    InfoQ recently had the opportunity to ask 8aweek co-founders Dave Fowler and Zachary Garbow some questions about how they connect with users, prioritize work, and get things done.

  • Jeff De Luca, on FDD: Modeling, Code Ownership, Choosing an Agile Method

    In an interview with Stefan Roock, Jeff De Luca, who created and documented Feature Driven Development, discussed developing an overall model, code ownership, choosing an agile method, and more.

  • Opinion: Time for an Agile Certification Program

    Pete Behrens, trainer and organizational Agility consultant, recently blogged about the contentious topic of certification. He noted that both Scrum and FDD have 2-day basic certification programs, while "XP has remained silent on the topic," and called on the Agile community to begin looking at a true Agile Certification Process.

  • Should We Manage Both Features and Tasks?

    Although it keeps people busy, managing tasks is neither interesting nor useful. Managing value created provides greater leverage and greater risk management.
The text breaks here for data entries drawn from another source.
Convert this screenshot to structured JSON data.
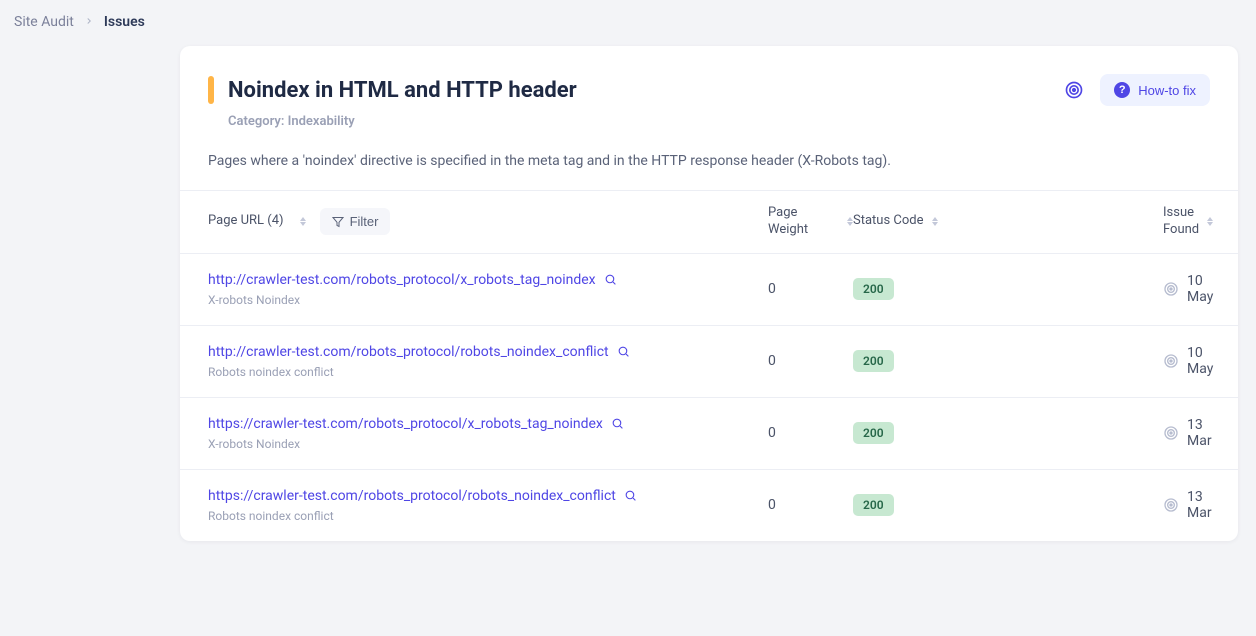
{
  "breadcrumb": {
    "parent": "Site Audit",
    "current": "Issues"
  },
  "header": {
    "title": "Noindex in HTML and HTTP header",
    "category": "Category: Indexability",
    "description": "Pages where a 'noindex' directive is specified in the meta tag and in the HTTP response header (X-Robots tag).",
    "howto_label": "How-to fix"
  },
  "table": {
    "columns": {
      "url": "Page URL (4)",
      "weight": "Page Weight",
      "status": "Status Code",
      "found": "Issue Found"
    },
    "filter_label": "Filter",
    "rows": [
      {
        "url": "http://crawler-test.com/robots_protocol/x_robots_tag_noindex",
        "subtitle": "X-robots Noindex",
        "weight": "0",
        "status": "200",
        "found": "10 May"
      },
      {
        "url": "http://crawler-test.com/robots_protocol/robots_noindex_conflict",
        "subtitle": "Robots noindex conflict",
        "weight": "0",
        "status": "200",
        "found": "10 May"
      },
      {
        "url": "https://crawler-test.com/robots_protocol/x_robots_tag_noindex",
        "subtitle": "X-robots Noindex",
        "weight": "0",
        "status": "200",
        "found": "13 Mar"
      },
      {
        "url": "https://crawler-test.com/robots_protocol/robots_noindex_conflict",
        "subtitle": "Robots noindex conflict",
        "weight": "0",
        "status": "200",
        "found": "13 Mar"
      }
    ]
  }
}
Jon Kern blogged last week on creating good features (rather than tasks) by focusing on value and testability. But do we sometimes need to manage tasks, too? David Anderson used the Theory of Constraints to back an unexpected answer.

  • Anderson's "Agile Management" Reviewed

    Stick Minds has posted two reviews of David Anderson's "Agile Management for Software Engineering: Applying the Theory of Constraints for Business Results", in which Anderson combines TOC and Agile approaches. The book targets senior IT executives, project managers, development managers, and team leads. Do manufacturing metrics really enhance Agile software development? Apparently the jury is out.

  • Feature Driven Development : Still Relevant?

    First described in 1999, FDD was dismissed by some as "waterfallish". But it has developed into a complete methodology and is still in use. Is it truly Agile? Brad Appleton's recent article in CM Crossroads described it as different from other approaches, but still Agile and suitable for large projects and companies, especially those striving for CMM/CMMI certification.